Please reproduce all of the listing below exactly and drop its images.

### PROVIDED INFORMATION
++++++

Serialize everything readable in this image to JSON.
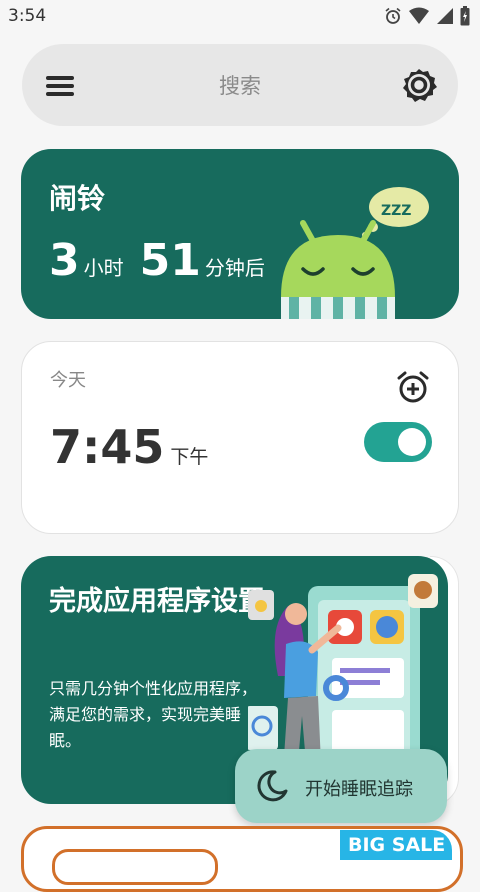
{
  "status_bar": {
    "time": "3:54",
    "icons": [
      "alarm-clock-icon",
      "wifi-icon",
      "signal-icon",
      "battery-icon"
    ]
  },
  "search": {
    "label": "搜索",
    "icons": [
      "menu-icon",
      "gear-icon"
    ]
  },
  "alarm_card": {
    "title": "闹铃",
    "hours": "3",
    "hours_unit": "小时",
    "minutes": "51",
    "minutes_unit": "分钟后",
    "mascot_text": "ZZZ",
    "color": "#176b5d"
  },
  "today_card": {
    "label": "今天",
    "time": "7:45",
    "ampm": "下午",
    "enabled": true,
    "toggle_color": "#23a393"
  },
  "setup_card": {
    "title": "完成应用程序设置",
    "description": "只需几分钟个性化应用程序，满足您的需求，实现完美睡眠。"
  },
  "fab": {
    "label": "开始睡眠追踪",
    "icon": "moon-icon",
    "color": "#9cd3c8"
  },
  "promo": {
    "badge": "BIG SALE"
  }
}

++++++

### ANSWER SPACE
Serialize everything readable in this image to JSON.
{
  "status_bar": {
    "time": "3:54",
    "icons": [
      "alarm-clock-icon",
      "wifi-icon",
      "signal-icon",
      "battery-icon"
    ]
  },
  "search": {
    "label": "搜索",
    "icons": [
      "menu-icon",
      "gear-icon"
    ]
  },
  "alarm_card": {
    "title": "闹铃",
    "hours": "3",
    "hours_unit": "小时",
    "minutes": "51",
    "minutes_unit": "分钟后",
    "mascot_text": "ZZZ",
    "color": "#176b5d"
  },
  "today_card": {
    "label": "今天",
    "time": "7:45",
    "ampm": "下午",
    "enabled": true,
    "toggle_color": "#23a393"
  },
  "setup_card": {
    "title": "完成应用程序设置",
    "description": "只需几分钟个性化应用程序，满足您的需求，实现完美睡眠。"
  },
  "fab": {
    "label": "开始睡眠追踪",
    "icon": "moon-icon",
    "color": "#9cd3c8"
  },
  "promo": {
    "badge": "BIG SALE"
  }
}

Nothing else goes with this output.